I don't think that we have quite seriously stepped up to bring education into the 21st century. From 1997 to 2001 I served in the President’s IT Advisory Committee (PITAC). One of the reports we produced and sent to the President was Using Information Technology to Transform the Way We Learn. One of our most important findings in the report was:
“Information technology, used both within classroom settings with well-educated and motivated teachers and by individuals, can provide access to world-class facilities and experiences. It has the potential for simultaneously providing many of the benefits of one-on- one tutoring and group interactions.”
There was no question that information technologies could have a significant impact. For example, our panel of experts wrote:
“In certain circumstances, one-on-one tutoring has been found to benefit instruction, improving the mean of student performance by two standard deviations (2σ) with an accompanying reduction in variance (or spread). This benefit is roughly equivalent to raising the achievement of 50th percentile students to the 98th percentile level. Other research has demonstrated the importance of group interactions in the absorption of knowledge.”
“Gibbons, for example, has found that students who viewed videotaped university-level lectures in an active discussion group performed half a grade-level better than those who attended the lectures in person.

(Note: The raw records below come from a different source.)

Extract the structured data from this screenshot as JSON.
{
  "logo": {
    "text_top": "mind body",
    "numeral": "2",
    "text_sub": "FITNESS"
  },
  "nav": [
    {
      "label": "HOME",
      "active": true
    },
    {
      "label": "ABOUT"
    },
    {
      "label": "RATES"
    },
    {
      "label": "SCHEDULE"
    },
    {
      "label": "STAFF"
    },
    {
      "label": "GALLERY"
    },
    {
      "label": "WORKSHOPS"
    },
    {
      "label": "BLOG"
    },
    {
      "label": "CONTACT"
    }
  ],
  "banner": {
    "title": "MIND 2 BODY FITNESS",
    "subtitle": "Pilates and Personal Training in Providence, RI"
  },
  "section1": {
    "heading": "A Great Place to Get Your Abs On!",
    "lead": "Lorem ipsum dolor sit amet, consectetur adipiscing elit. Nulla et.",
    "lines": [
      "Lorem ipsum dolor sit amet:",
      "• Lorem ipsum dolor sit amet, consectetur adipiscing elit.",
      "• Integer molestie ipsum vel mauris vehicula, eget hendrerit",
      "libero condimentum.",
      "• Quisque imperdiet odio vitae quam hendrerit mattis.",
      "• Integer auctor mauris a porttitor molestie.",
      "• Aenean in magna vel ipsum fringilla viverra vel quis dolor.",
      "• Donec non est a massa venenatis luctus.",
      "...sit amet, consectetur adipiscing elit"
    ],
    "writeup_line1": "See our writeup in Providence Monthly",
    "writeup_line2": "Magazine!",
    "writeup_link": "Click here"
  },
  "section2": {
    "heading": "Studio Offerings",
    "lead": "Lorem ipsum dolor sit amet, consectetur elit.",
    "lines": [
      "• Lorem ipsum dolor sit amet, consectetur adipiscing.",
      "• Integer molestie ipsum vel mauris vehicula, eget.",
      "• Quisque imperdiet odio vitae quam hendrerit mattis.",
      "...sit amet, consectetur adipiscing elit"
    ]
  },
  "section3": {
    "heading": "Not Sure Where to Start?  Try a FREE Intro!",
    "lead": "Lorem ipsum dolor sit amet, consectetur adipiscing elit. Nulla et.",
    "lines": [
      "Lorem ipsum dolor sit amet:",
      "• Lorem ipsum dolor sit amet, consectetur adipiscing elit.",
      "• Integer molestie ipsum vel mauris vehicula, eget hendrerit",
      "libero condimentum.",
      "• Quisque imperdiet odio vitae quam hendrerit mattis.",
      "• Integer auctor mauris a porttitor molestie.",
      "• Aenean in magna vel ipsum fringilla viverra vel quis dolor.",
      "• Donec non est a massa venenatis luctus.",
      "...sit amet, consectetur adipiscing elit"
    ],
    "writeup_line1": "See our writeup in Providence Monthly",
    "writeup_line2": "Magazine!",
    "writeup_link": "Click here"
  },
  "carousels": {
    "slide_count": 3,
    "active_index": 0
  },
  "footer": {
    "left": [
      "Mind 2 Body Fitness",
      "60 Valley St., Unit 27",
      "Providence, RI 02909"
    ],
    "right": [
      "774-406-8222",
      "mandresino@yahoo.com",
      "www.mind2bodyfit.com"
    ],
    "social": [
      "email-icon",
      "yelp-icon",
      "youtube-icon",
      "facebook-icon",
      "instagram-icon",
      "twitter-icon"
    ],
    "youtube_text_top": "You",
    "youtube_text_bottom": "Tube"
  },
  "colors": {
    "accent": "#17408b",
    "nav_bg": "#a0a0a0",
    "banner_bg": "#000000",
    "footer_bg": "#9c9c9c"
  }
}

Since one-on- one tutoring is unaffordable in most cases, our goal should be to use new methods and technologies to achieve similar results at reasonable cost while at the same time realizing the benefits of group interactions (perhaps over long distances).”
This finding, as well as the seven others listed in the report led to our overarching recommendation:
“Make the effective integration of information technology with education and training a national priority.”
“More effective – and cost-effective – education and training are key to our well being, as individuals, families, communities, and as a Nation. Information technology, in the hands of well-educated teachers and trainers, has the potential to provide enormous leverage in the pursuit of better and less costly education and training. Pre-kindergarten, K-12, and university education are conducted primarily at the state, local, and private levels, and training is conducted by the military services, thousands of companies, professional schools and societies, and the like. This widely dispersed effort has its merits, but the diffuse operational entities are unable to fund the type of far-reaching research proposed here for a national initiative. The Federal government has to take primary responsibility to fund the research required to improve the processes executed by these many thousands of operational entities.”
I went back and looked at our PITAC report on Learning as soon as I read Dick Larson’s article. Three major things have changed in the intervening nine years or so. First, the information technologies now at our disposal to help us significantly transform learning and training are much more powerful and less costly. Second, the key technology-based capabilities that just everyone cites as most helpful to transform education - personalized education and training; and group interactions and collaborations, - have made huge progress in the last decade.
Finally, as our world has become increasingly global, fast changing and unpredictable, the need for top talent at all levels, as well as the education needed to develop such talent, are more important than ever.
As Professor Richard Larson asks in his article:
“Is there any more important service sector for our nation? Our world-leading prosperity in the 20th Century relied on creativeness, ingenuity, risk taking, and brainpower, leading to huge breakthroughs and new businesses . . . Our plea is to extend your interests in services beyond the traditional financial services, retail, transportation/logistics, communications, etc., to include education. The fate of our nation, of every nation, is at stake.”